There is a significant risk that all of the benefits of quantum computing during the next 20 years will be outweighed by the security devastation caused by quantum computing during the same period. ...He then goes on to explain why quantum cryptography is never going to improve anyone's security.
This brings me to what really bugs me about the Quantum Manifesto. Instead of highlighting the security threat of quantum technology and recommending funding for a scientifically justified response, the Manifesto makes the thoroughly deceptive claim that quantum technology improves security.
A company named ID Quantique has been selling quantum-cryptography hardware, specifically hardware for BB84-type protocols, since 2004. ID Quantique claims that quantum cryptography provides "absolute security, guaranteed by the fundamental laws of physics." However, Vadim Makarov and his collaborators have shown that the ID Quantique devices are vulnerable to control by attackers, that various subsequent countermeasures are still vulnerable, and that analogous vulnerabilities in another quantum-key-distribution system are completely exploitable at low cost. The most reasonable extrapolation from the literature is that all of ID Quantique's devices are exploitable.He explains how quantum cryptography misses the point of what cryptography is all about, and fails to address essential security issues that non-quantum techniques have already solved.

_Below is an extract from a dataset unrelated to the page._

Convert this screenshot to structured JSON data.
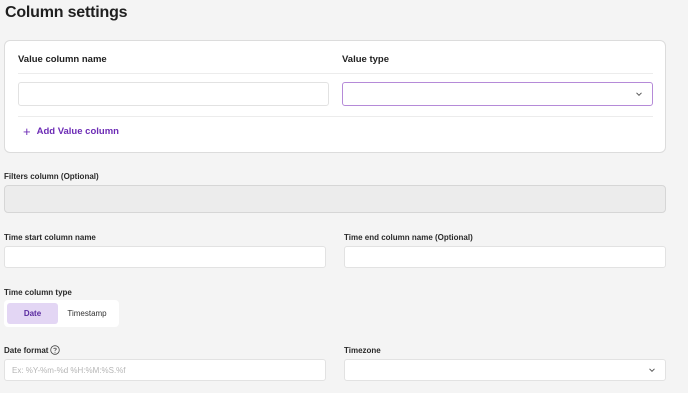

How can a product be broken if it provides "absolute security, guaranteed by the fundamental laws of physics"?
He is right about all this, and I have made similar points on this blog for years.
I also agree, and have said so here, that if quantum computing is successful in the next 20 years, then the social and economic impact will be overwhelmingly negative. The main application is to destroy the computer security that our society depends on.
Where I differ from him is that I say quantum computing and quantum cryptography are both scams, for different reasons. Quantum computing is technologically impossible, and almost entirely destructive if it were possible. Quantum cryptography is possible, but expensive, impractical, and insecure.
Actually, they are both possible in the sense that the laws of quantum mechanics allow experiments such that confirming the 1930 theory can be interpreted as favoring quantum computing or quantum cryptography. But the exitement is about the possibility of super-Turing computing, and more secure key exchanges, but these have never been achieved.